David McDonald, like so many other drivers, does it because no one told him he can't.
The Ketchum resident parks downtown for work every day, taking up valuable spaces in the city's core.
"I do it because I can," he said.
And why not? There's no ordinance telling him he can't.
"I'd walk two or three blocks, but I have no idea where there is (a city lot)," he said. "Give us direction."
The city of Ketchum is reviewing parking and circulation as part of its downtown master plan process. Better directional signs could be part of the equation.
"I've been in downtown revival for 21 years," said economic development consultant Tom Hudson. "The one item that seems to bring out the most color in people's personalities is downtown parking."
Nearly 60 people attended a meeting Tuesday, June 20, at the Presbyterian Church of the Big Wood to talk about parking.
"It's not just about throwing more parking units at an issue," Hudson said. "It's about creating a better system. We've got to start thinking not just about parking supply but parking demand. What are we doing to encourage different kinds of driving behavior? Not very much."
The parking situation is not without remedy, nor is it without parking spaces.
The northeast quadrant of the city has 620 parking spaces; the southeast 644; the southwest 1,146; and the northwest 874. That's 3,284 units—both public and private—in 45 blocks.
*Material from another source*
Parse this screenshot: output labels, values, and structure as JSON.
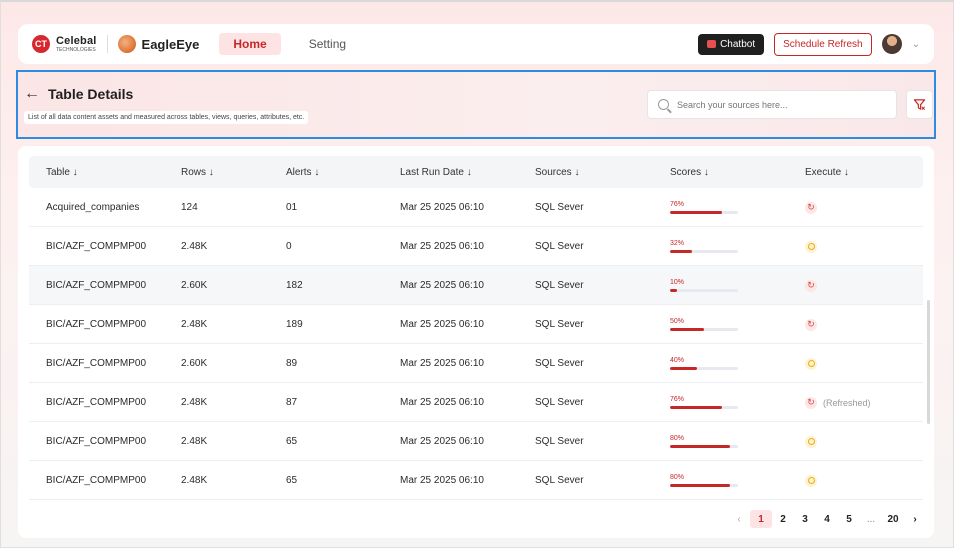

Still, there remains a shortage in all but one quadrant, according to estimates.
"Right in the middle of your (civic center) it's minus 167," Hudson said. "That should be a concern."
The city could reconfigure streets to make more spaces. Going one-way on some streets could provide more than 200 additional spaces by placing diagonal stalls on both sides.
River, Second and Sixth streets and Leadville Avenue are potential candidates.
The downside is it can be confusing to visitors and consequently can hurt businesses.
"One of the biggest negatives in a downtown is a one-way system," Hudson said. "If you do this, it's going to make things complicated."
Results of a straw poll taken at the meeting Tuesday indicate mixed feelings on the idea.
Of 50 responses, 23 were "very uncomfortable" or "uncomfortable" with swapping two-way streets for more spaces. Sixteen were "comfortable" or "very comfortable" with the trade-off, and 11 were neutral.
An alternative design idea proposed is to create back-in diagonal spaces, pulling forward of the spot, then easing in on an angle.
"With traditional diagonal parking, think of your body position as you're pulling out," Hudson said. You crane your neck, there's a vehicle blocking your line of sight, and you would have loaded your groceries while standing in the street.
"It's dramatically easier to do this," he said. "The statistics are there. This is safe."
Another poll question indicated many people are amenable to the new parking method.
Out of 50 respondents, 27 were "comfortable" or "very comfortable" with the idea.
Another option is to focus not on cars but on pedestrians.
"If we have a surplus (of spaces) in one area and a deficit in another, can't we improve the 'walkability' between the two?" Hudson asked.
Is it fair to make people walk? Is it fair to tinker with the system at all?
Whether there should be any regulation at all is a matter for Ketchum residents to decide, Hudson said.
"I've heard a number of people say, 'Leave us alone. Let the private sector sort this out,'" he said. But, "if it's one great big parking lot, are you satisfied? What is the draw that makes people come there?"
Hudson noted that there are many places where people can't park right in front of their destination.
"But you still went there because of some reward," Hudson said. "How many rewards do you have?"
In addition, "Our retailers are suffering a lot of the time because they don't have the turnover they need," he said.
Some people blame employees for taking up parking spaces close to stores.
"As we look at employees, we often say they're the ones abusing parking in the downtown core," Hudson said. But, "Where else do we expect them to park? It's pretty dark. I know we have a sensitivity to lighting up the sky, but lighting up the street is another thing. It's downright dangerous."
On another poll question, 38 out of 50 people were "very uncomfortable" or "uncomfortable" with the suggestion that the downtown parking system doesn't need improvement.
No matter what destination the process gets to, the ride there could be bumpy.
"It's bound to be, right now, a stage of controversy," Hudson said after the meeting. "Nearly everybody believes there needs to be action, but which direction? Our challenge is to embrace our sense of community and to think bigger than our personal interests."